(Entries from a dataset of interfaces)
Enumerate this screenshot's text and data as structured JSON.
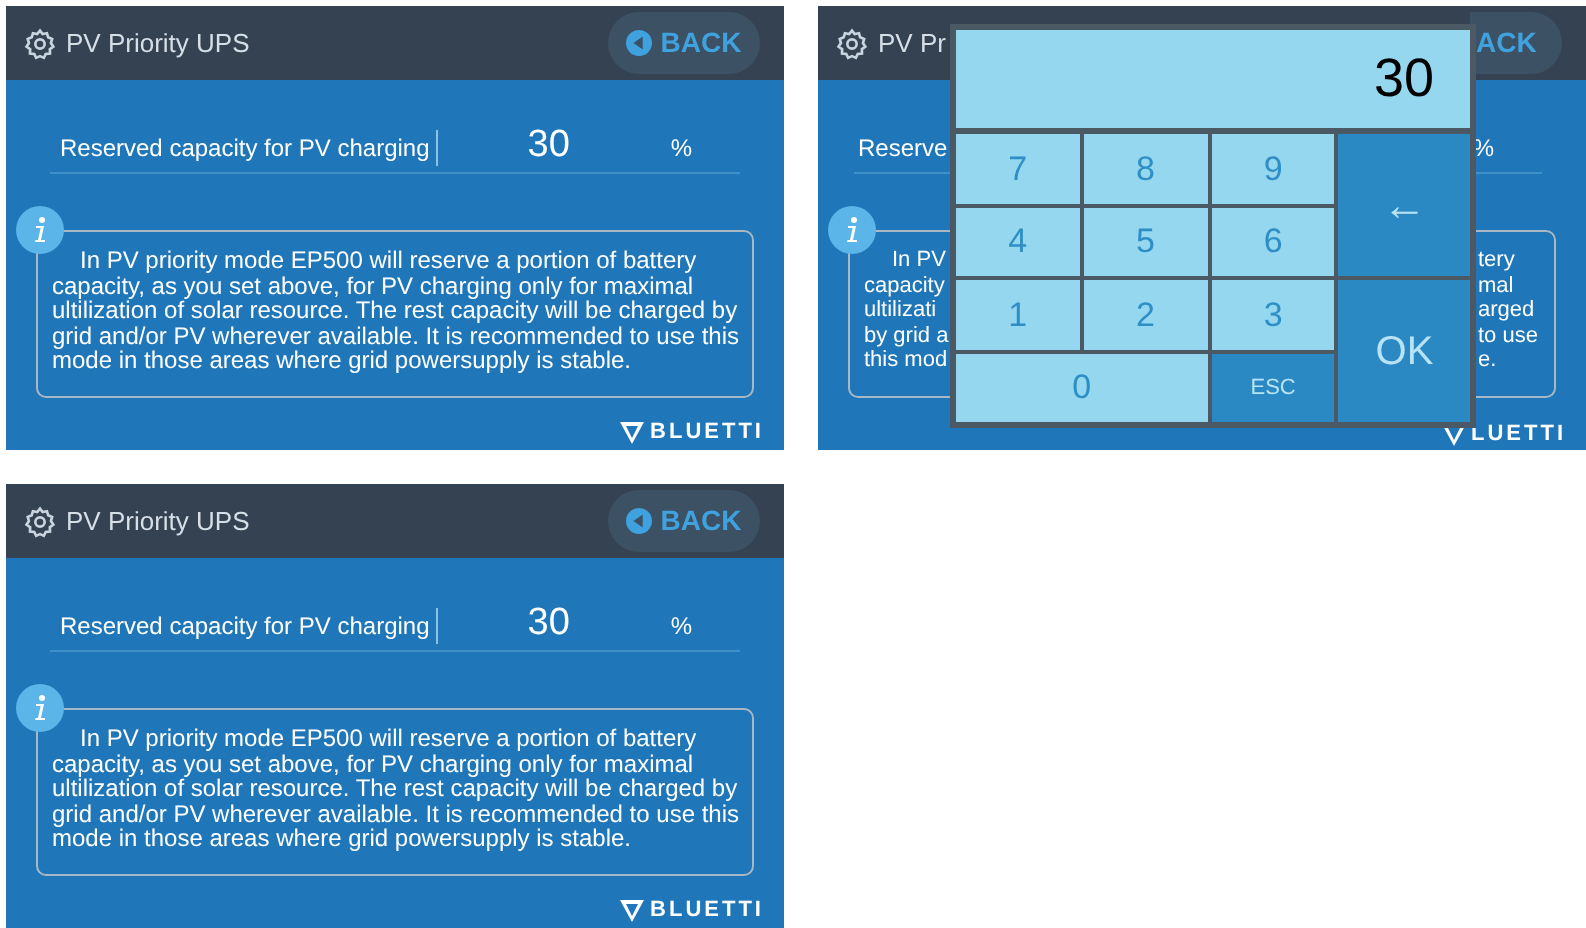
{
  "screens": [
    {
      "kind": "full",
      "title": "PV Priority UPS",
      "back_label": "BACK",
      "setting": {
        "label": "Reserved capacity for PV charging",
        "value": "30",
        "unit": "%"
      },
      "info_text": "In PV priority mode EP500 will reserve a portion of battery capacity, as you set above, for PV charging only for maximal ultilization of solar resource. The rest capacity will be charged by grid and/or PV wherever available. It is recommended to use this mode in those areas where grid powersupply is stable.",
      "logo": "BLUETTI"
    },
    {
      "kind": "covered",
      "title": "PV Pr",
      "back_label": "ACK",
      "setting": {
        "label": "Reserve",
        "unit": "%"
      },
      "info_lines": [
        {
          "left": "In PV",
          "right": "tery"
        },
        {
          "left": "capacity",
          "right": "mal"
        },
        {
          "left": "ultilizati",
          "right": "arged"
        },
        {
          "left": "by grid a",
          "right": "to use"
        },
        {
          "left": "this mod",
          "right": "e."
        }
      ],
      "logo": "LUETTI",
      "keypad": {
        "display": "30",
        "keys": [
          {
            "label": "7",
            "kind": "digit"
          },
          {
            "label": "8",
            "kind": "digit"
          },
          {
            "label": "9",
            "kind": "digit"
          },
          {
            "label": "←",
            "kind": "backspace"
          },
          {
            "label": "4",
            "kind": "digit"
          },
          {
            "label": "5",
            "kind": "digit"
          },
          {
            "label": "6",
            "kind": "digit"
          },
          {
            "label": "1",
            "kind": "digit"
          },
          {
            "label": "2",
            "kind": "digit"
          },
          {
            "label": "3",
            "kind": "digit"
          },
          {
            "label": "OK",
            "kind": "ok"
          },
          {
            "label": "0",
            "kind": "digit_wide"
          },
          {
            "label": "ESC",
            "kind": "esc"
          }
        ]
      }
    },
    {
      "kind": "full",
      "title": "PV Priority UPS",
      "back_label": "BACK",
      "setting": {
        "label": "Reserved capacity for PV charging",
        "value": "30",
        "unit": "%"
      },
      "info_text": "In PV priority mode EP500 will reserve a portion of battery capacity, as you set above, for PV charging only for maximal ultilization of solar resource. The rest capacity will be charged by grid and/or PV wherever available. It is recommended to use this mode in those areas where grid powersupply is stable.",
      "logo": "BLUETTI"
    }
  ]
}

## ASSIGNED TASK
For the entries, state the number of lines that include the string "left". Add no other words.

## ANSWER SPACE
5